Aaron, on the way to your talking about Galouye’s original novel from 1963, we both invoked the name of Philip K. Dick. In watching this film (and The Matrix originally, for that matter), I was reminded of a favorite Dick novel from my younger days called Time Out of Joint. Like The Thirteenth Floor, Time Out of Joint, published initially in 1959, also deals with a character that seems to be thriving in a level of reality that discovers there is at least another level out there that is being hidden from him for specific, to be discovered reasons. There are not a lot of outright similarities between the stories (and I am comparing this film to the Dick novel only, having never read Galouye’s novel), and I am unaware of the extent to which Dick may have influenced Galouye, if at all. But the basic idea at the heart of both entertainments is at least metaphorically similar.

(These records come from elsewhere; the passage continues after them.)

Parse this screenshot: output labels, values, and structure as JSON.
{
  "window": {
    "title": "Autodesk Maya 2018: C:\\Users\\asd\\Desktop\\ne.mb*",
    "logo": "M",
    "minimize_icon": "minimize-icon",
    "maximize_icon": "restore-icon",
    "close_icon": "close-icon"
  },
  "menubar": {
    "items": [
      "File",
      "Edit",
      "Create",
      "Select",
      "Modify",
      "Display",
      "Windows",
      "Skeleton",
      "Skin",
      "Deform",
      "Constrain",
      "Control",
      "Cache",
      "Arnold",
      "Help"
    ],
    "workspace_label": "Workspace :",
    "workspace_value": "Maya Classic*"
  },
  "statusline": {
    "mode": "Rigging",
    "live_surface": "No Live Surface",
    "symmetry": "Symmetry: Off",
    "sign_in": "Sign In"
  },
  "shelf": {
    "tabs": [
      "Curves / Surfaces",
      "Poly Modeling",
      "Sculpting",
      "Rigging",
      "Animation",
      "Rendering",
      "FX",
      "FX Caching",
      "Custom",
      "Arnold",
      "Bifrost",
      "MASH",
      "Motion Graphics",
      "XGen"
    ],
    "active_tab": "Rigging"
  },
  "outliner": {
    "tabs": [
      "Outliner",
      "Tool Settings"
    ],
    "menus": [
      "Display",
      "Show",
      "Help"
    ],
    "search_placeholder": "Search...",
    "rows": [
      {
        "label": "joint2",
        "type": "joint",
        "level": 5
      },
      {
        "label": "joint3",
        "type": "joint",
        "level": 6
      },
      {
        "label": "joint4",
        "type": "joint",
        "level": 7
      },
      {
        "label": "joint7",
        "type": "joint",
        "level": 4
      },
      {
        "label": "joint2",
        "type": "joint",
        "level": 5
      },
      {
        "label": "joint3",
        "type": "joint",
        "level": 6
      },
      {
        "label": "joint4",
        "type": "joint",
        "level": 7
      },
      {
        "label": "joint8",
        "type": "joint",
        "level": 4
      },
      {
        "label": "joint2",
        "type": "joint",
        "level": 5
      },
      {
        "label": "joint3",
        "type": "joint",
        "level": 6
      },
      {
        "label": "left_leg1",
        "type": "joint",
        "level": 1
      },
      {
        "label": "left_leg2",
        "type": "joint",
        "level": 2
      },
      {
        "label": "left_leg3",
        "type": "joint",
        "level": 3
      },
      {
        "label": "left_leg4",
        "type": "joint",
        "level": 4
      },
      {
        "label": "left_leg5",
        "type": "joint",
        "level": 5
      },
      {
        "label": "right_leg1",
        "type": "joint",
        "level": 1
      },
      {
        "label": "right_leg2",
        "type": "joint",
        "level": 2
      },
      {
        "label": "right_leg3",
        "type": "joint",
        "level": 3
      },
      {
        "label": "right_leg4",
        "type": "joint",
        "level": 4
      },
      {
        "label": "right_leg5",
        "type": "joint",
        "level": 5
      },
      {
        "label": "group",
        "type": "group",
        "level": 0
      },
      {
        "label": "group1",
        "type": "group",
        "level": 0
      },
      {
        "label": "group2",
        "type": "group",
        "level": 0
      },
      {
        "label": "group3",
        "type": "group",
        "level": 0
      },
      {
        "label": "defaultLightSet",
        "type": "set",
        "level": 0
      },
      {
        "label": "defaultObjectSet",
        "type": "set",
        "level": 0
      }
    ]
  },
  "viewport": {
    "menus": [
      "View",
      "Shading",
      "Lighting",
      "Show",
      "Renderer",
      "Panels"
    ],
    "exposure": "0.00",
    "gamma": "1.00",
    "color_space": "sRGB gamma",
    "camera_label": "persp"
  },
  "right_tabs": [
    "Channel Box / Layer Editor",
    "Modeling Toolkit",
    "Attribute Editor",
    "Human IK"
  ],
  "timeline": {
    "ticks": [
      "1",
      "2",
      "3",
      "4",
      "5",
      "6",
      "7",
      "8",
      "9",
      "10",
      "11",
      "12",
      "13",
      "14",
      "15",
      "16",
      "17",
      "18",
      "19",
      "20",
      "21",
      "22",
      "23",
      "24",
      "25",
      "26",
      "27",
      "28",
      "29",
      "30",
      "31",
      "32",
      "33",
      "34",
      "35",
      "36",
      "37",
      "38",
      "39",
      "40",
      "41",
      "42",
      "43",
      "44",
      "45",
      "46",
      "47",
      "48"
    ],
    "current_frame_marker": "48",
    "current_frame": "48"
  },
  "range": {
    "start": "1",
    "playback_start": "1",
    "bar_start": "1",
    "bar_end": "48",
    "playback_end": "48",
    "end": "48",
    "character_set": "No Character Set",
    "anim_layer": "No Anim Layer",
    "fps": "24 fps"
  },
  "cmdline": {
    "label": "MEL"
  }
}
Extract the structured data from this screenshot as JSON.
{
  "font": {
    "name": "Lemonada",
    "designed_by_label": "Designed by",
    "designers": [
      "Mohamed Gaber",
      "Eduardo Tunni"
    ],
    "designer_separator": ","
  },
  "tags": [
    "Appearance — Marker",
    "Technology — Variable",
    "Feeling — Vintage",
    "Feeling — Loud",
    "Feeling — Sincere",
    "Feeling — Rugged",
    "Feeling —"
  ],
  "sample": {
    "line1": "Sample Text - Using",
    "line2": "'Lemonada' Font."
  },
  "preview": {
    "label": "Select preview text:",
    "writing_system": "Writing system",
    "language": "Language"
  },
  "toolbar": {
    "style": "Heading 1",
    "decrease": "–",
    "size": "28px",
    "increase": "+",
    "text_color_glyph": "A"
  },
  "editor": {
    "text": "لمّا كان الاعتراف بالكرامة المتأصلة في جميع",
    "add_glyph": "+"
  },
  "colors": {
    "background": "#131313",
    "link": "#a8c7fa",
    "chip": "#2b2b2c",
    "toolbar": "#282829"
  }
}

Have you had much experience with Dick’s writings?
Aaron: Sadly, I have not. I’ve read Do Androids Dream of Electric Sheep? (the basis for Blade Runner), but I’m more aware of him through his reputation and the films based on his work. I know I shouldn’t judge an author by the way he’s interpreted by other artists, but when taken together the films based on Dick’s writings do paint a pretty specific portrait. Philip K. Dick is an author I have been meaning to dig further into for my entire adult life, but as we both have had occasion to realize lately, there is simply too much great stuff out there to experience all of it.
You make a good point about the film’s very quality leading people to consider the film as generic. I wouldn’t go so far as to call it generic, but I do feel that the film doesn’t quite make a big impression. It is, as you say, a pretty good film, but one that never calls attention to itself. Considering the involvement of Michael Ballhaus, I was ready for a film that, at the very least, looked amazing. The film does look good, courtesy of the amazingly named cinematographer Wedigo von Schultzendorff, but the most striking imagery in it comes from the early CGI used to recreate the 1937 Los Angeles skyline. I thought that CGI held up pretty well, especially when set against some of the other films from around the same time, but it’s more the product of programmers and technicians than that of the cinematographer. That said, there are a few great shots in the film, including one where one character is raising a gun at another. The gunman is obscured behind smoke, but when he raises his arm the gun has breached the mist and is crystal clear. It’s a quick throwaway moment of the kind I often take note of, but can easily be overlooked. Schultzendorff has had a pretty steady career, mostly in Germany. He’s done a few films that I’ve seen and enjoyed, but none of them were particularly memorable for their visual excellence. Perhaps that’s his super-power and his weakness; he’s a perfectly talented artist who can create an image that keeps the viewer engaged, but never insists they notice how good it all looks.
[To read Part II of this discussion of The Thirteenth Floor, click here.]